### Task to complete:
The answer must be every line from the listing that holds the string "when".

>>

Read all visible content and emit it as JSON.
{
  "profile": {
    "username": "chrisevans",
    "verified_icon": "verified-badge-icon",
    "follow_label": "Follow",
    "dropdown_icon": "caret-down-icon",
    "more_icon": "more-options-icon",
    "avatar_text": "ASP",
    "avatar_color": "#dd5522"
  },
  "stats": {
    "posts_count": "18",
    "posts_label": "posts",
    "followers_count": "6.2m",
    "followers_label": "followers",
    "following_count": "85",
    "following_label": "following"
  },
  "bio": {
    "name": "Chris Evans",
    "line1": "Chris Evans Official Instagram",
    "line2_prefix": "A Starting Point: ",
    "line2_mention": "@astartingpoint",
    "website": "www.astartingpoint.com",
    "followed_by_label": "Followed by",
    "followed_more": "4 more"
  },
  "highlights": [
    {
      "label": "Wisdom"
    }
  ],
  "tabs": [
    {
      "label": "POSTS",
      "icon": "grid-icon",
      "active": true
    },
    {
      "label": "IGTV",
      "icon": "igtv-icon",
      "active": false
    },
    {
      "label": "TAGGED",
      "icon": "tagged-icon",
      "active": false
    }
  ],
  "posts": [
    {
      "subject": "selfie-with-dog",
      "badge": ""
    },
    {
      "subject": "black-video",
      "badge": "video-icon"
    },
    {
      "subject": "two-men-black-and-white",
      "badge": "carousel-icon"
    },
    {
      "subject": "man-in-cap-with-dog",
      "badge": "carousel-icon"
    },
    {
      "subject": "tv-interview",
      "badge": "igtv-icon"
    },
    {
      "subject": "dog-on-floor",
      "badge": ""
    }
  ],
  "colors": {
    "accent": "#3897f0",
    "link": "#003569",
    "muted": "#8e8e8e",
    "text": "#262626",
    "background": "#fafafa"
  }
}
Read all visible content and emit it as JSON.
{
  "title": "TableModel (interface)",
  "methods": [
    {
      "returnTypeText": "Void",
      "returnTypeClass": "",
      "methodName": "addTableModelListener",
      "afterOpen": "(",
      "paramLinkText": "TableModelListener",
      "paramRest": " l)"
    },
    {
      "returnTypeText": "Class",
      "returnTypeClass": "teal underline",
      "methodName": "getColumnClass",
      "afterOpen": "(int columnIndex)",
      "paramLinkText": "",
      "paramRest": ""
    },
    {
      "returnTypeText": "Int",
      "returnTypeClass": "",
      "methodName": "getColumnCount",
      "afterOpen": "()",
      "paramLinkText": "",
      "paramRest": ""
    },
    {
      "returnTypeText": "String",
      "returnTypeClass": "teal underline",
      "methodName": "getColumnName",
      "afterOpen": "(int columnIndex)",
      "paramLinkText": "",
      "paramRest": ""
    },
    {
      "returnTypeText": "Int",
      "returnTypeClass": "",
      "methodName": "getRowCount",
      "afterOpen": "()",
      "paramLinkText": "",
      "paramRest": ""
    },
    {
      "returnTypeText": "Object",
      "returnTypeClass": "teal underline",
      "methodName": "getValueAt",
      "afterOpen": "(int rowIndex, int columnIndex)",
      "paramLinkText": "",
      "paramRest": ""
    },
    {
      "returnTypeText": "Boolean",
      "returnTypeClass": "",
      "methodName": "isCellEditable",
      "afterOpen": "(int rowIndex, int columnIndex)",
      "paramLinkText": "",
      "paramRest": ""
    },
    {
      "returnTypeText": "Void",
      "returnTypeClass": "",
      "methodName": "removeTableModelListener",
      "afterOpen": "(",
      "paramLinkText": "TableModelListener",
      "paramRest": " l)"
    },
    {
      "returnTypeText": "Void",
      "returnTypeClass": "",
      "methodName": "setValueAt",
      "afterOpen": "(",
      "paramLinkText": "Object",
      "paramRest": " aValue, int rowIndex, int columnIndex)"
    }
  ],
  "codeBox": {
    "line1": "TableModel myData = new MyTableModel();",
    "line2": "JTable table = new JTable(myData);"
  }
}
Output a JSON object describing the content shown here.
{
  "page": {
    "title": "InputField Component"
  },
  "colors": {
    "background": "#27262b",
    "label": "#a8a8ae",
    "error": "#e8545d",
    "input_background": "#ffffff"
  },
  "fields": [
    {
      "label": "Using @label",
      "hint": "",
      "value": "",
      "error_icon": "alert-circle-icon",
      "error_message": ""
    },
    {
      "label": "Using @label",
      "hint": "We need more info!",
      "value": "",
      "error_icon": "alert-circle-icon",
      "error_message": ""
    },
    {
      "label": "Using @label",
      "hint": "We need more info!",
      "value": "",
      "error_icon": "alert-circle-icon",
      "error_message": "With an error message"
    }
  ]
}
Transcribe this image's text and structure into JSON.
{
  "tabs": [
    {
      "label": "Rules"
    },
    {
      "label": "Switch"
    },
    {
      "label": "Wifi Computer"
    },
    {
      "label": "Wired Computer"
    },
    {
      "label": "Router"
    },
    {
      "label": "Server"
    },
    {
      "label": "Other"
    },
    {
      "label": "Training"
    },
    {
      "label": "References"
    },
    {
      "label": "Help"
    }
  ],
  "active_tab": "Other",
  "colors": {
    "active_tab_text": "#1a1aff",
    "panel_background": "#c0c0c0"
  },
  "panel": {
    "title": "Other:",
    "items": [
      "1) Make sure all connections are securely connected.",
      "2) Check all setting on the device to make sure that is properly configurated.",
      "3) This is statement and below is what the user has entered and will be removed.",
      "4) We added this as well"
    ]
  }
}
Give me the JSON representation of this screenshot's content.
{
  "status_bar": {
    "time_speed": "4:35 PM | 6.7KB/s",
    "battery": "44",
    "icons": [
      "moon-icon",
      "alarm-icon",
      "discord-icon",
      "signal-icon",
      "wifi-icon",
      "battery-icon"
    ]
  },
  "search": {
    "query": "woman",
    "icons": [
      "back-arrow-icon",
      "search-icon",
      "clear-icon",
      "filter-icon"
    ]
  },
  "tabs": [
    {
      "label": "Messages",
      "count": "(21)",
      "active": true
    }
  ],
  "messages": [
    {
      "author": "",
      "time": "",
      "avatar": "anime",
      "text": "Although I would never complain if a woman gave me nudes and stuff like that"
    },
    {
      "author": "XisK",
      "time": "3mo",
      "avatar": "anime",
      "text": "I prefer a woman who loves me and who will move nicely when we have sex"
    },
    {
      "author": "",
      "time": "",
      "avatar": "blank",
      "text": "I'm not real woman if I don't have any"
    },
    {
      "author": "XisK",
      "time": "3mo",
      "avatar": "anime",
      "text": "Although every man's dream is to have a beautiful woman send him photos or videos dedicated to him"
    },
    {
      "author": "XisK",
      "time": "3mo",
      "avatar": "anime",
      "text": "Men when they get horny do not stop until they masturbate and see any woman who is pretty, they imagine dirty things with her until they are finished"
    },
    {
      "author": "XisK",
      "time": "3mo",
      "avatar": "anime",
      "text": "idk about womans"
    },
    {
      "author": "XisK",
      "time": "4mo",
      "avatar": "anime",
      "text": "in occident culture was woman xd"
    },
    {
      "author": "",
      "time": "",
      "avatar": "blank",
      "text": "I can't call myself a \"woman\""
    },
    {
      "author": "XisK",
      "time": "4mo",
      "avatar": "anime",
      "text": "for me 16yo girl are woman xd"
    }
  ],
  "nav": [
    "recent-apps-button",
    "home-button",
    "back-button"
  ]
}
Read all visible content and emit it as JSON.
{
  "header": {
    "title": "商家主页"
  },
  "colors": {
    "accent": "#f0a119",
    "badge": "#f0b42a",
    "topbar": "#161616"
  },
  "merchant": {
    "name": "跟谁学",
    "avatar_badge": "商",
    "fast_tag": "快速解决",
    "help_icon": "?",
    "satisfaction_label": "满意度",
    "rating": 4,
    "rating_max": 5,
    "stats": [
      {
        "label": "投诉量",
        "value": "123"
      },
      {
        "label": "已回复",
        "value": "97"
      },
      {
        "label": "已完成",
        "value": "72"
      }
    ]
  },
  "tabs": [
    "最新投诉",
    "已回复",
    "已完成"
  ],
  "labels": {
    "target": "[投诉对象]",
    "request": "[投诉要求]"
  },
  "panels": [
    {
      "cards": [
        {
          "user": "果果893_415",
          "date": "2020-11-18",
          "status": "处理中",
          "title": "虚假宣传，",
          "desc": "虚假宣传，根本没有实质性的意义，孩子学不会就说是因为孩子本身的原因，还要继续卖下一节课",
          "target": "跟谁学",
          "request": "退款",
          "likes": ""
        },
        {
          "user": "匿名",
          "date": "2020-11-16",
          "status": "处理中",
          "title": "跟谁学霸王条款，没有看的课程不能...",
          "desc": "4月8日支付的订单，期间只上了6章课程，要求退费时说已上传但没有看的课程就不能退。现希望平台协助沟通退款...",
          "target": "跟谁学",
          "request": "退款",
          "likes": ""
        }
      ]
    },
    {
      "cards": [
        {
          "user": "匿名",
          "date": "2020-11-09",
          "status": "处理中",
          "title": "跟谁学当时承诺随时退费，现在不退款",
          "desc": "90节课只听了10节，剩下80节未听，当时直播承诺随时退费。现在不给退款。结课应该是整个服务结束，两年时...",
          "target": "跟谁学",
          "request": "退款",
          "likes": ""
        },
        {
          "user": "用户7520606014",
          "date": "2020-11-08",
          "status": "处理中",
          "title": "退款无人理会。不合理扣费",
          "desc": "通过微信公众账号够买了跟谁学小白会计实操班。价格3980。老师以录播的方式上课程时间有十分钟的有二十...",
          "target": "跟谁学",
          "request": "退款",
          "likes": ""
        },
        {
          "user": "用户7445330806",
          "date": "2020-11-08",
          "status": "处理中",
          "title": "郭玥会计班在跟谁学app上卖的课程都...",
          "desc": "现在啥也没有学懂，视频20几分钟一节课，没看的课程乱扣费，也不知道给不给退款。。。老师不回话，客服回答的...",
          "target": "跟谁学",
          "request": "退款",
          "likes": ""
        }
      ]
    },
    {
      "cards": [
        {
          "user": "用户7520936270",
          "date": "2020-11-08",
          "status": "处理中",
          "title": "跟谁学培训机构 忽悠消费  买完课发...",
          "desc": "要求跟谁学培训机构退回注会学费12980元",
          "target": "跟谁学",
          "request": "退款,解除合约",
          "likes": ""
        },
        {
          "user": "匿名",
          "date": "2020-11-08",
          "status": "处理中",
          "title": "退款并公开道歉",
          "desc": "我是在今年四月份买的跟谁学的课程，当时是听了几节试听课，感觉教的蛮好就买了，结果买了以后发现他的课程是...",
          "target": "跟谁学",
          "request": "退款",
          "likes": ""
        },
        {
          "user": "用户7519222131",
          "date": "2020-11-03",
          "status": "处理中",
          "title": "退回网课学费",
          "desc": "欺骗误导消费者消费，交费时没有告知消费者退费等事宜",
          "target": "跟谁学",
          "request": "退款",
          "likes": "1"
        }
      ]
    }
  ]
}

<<

### Solved exercise:
      "text": "I prefer a woman who loves me and who will move nicely when we have sex"
      "text": "Men when they get horny do not stop until they masturbate and see any woman who is pretty, they imagine dirty things with her until they are finished"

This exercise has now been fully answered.